zoom link: https://mit.zoom.us/j/93539750472
Given the rising abundance and availability of casually shot videos, we would like to ask if this type of data is helpful for solving mid-level vision problems. In this defense, I'll introduce our recent progress towards this problem.
We start from the partial problem of reconstructing consistent and geometrically correct depth maps for videos of arbitrary object motion, using monocular videos. This is challenging for both traditional methods and deep-learning based methods: Traditional methods usually struggle with recovering depth of the dynamic part of the scene, yet deep-learning based methods, though able to give plausible depth for all the pixels in each frame, suffer from temporal inconsistencies. Our solution, without relying on motion segmentations as input, predicts consistent depth maps by explicitly modeling motion.
We then proceed to the problem of recovering camera poses, which is required as inputs for our previous method. State-of-the-art methods often fail on casually shot videos, mostly due to the challenges of handling moving objects and limited camera baselines. I'll present our solution towards these challenges, and present a method that jointly recovers camera poses, focal lengths and plausible depth maps using only video frames as input.

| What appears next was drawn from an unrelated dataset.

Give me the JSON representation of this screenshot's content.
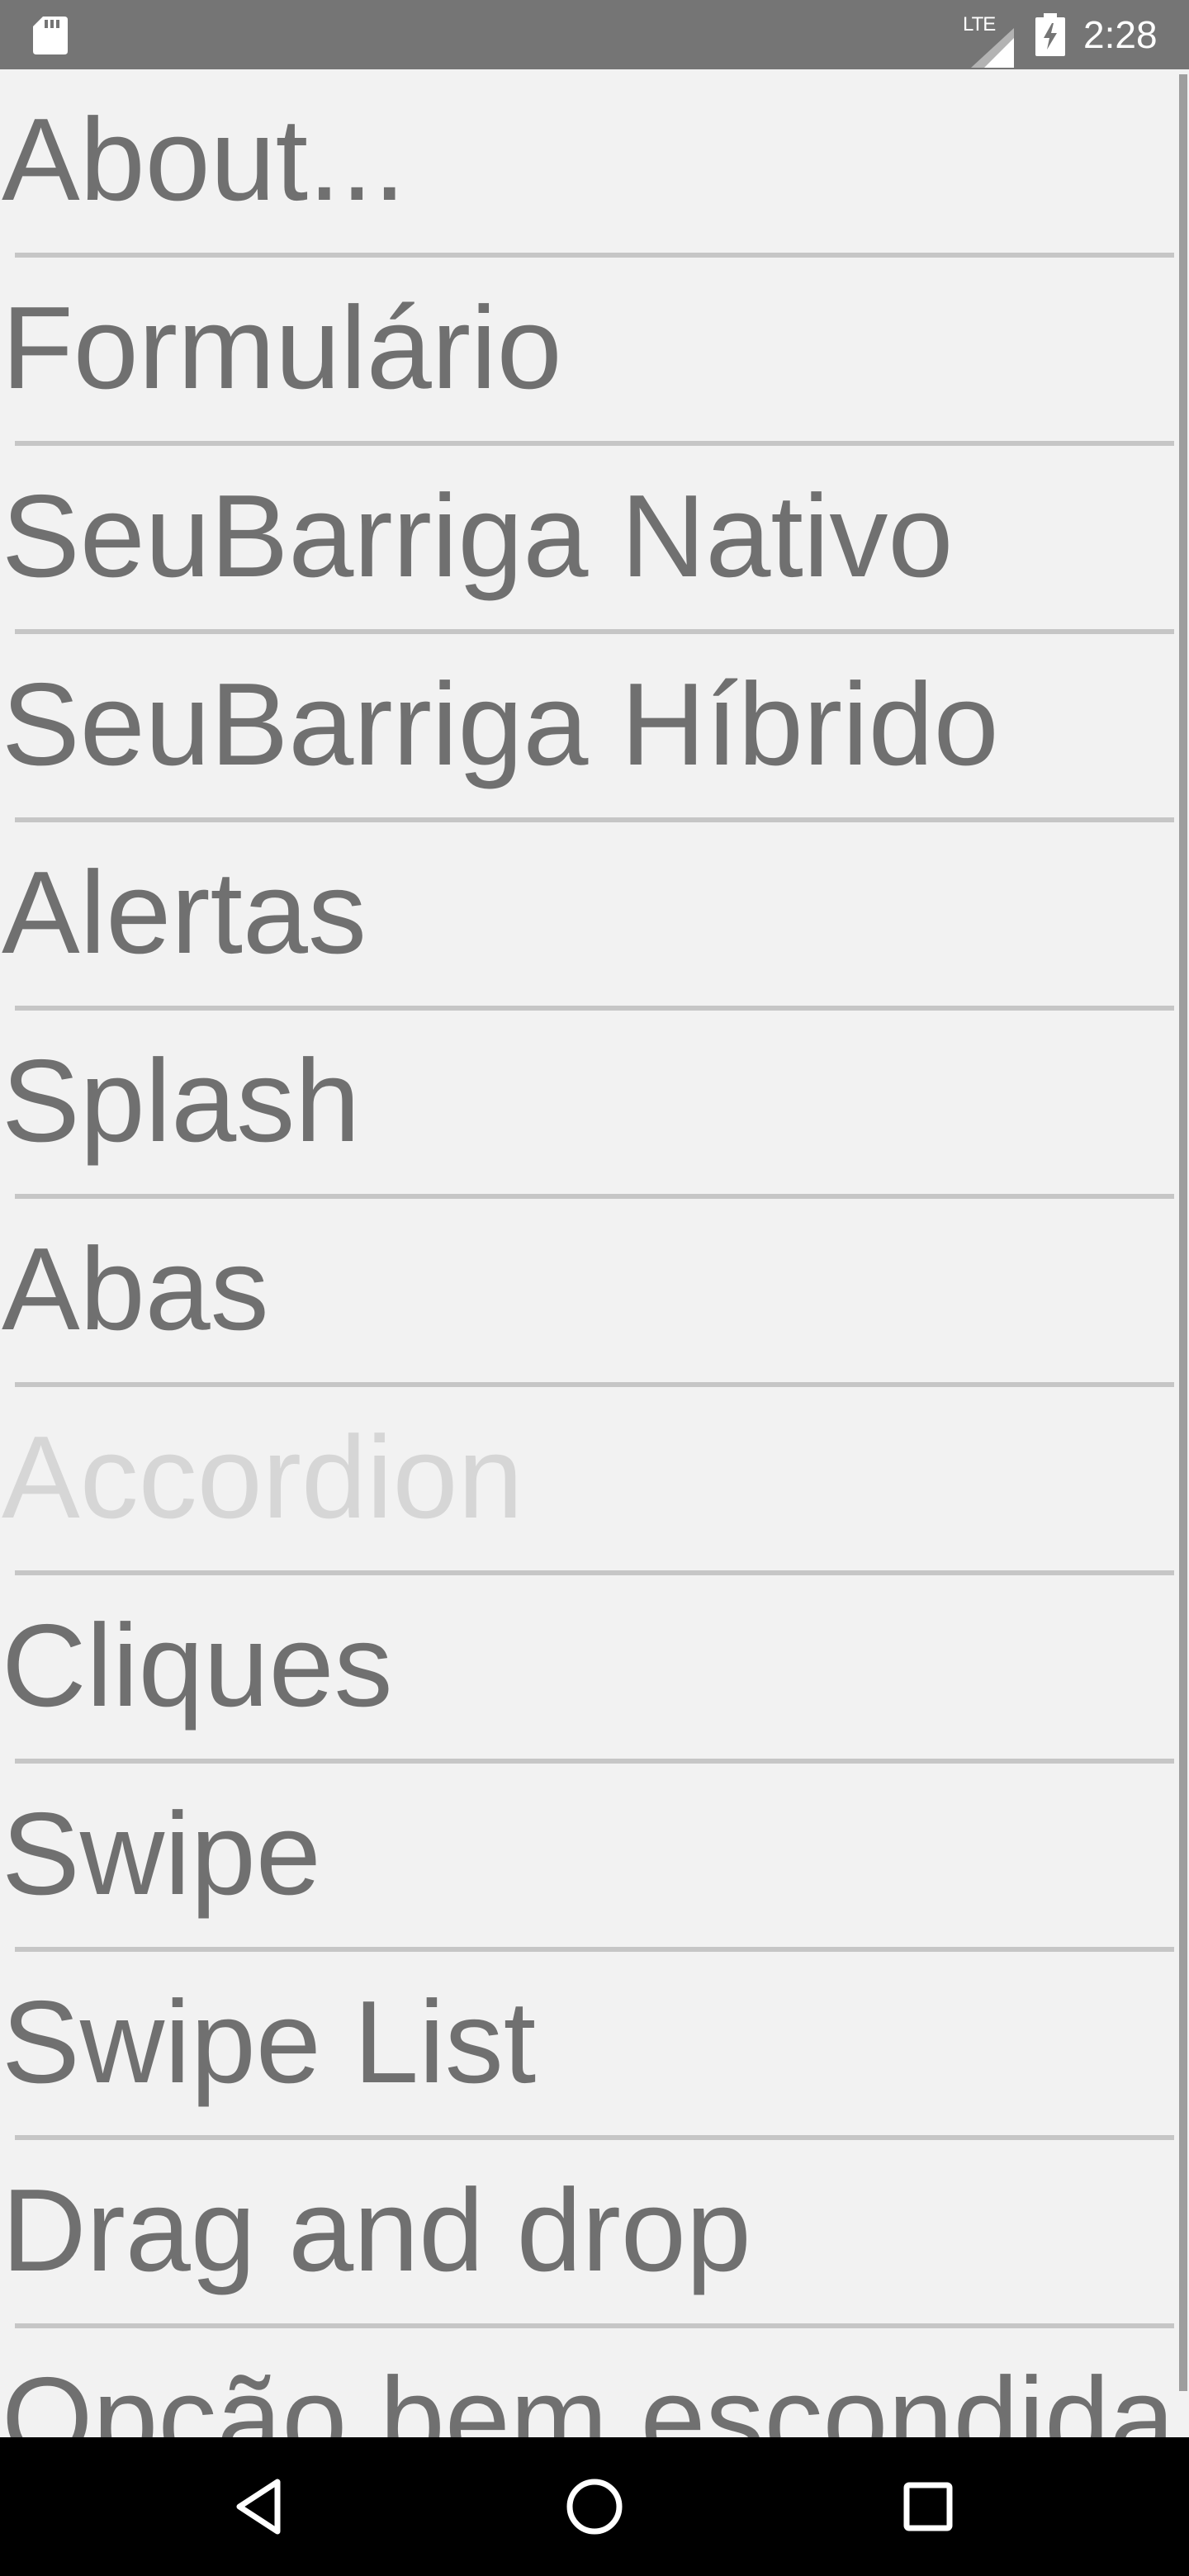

We end the talk by showing how those two methods could help solving mid-level vision problems. We first introduce the notion of video canonicalization, a framework that is helpful for both analyzing various previous works and constructing new methods. In particular, we show a method, designed under this framework, that solves the video version of the checker shadow illusion, a typical mid-level vision problem. This method relies on our inferred camera poses and depths as input, and performs self-supervised decomposition that separates the checker and shadow from the board. Finally, we raise the hypothesis that video canonicalization can be used as a large-scale pre-training task for mid-level vision. As an on going work, we show positive signals that support this hypothesis.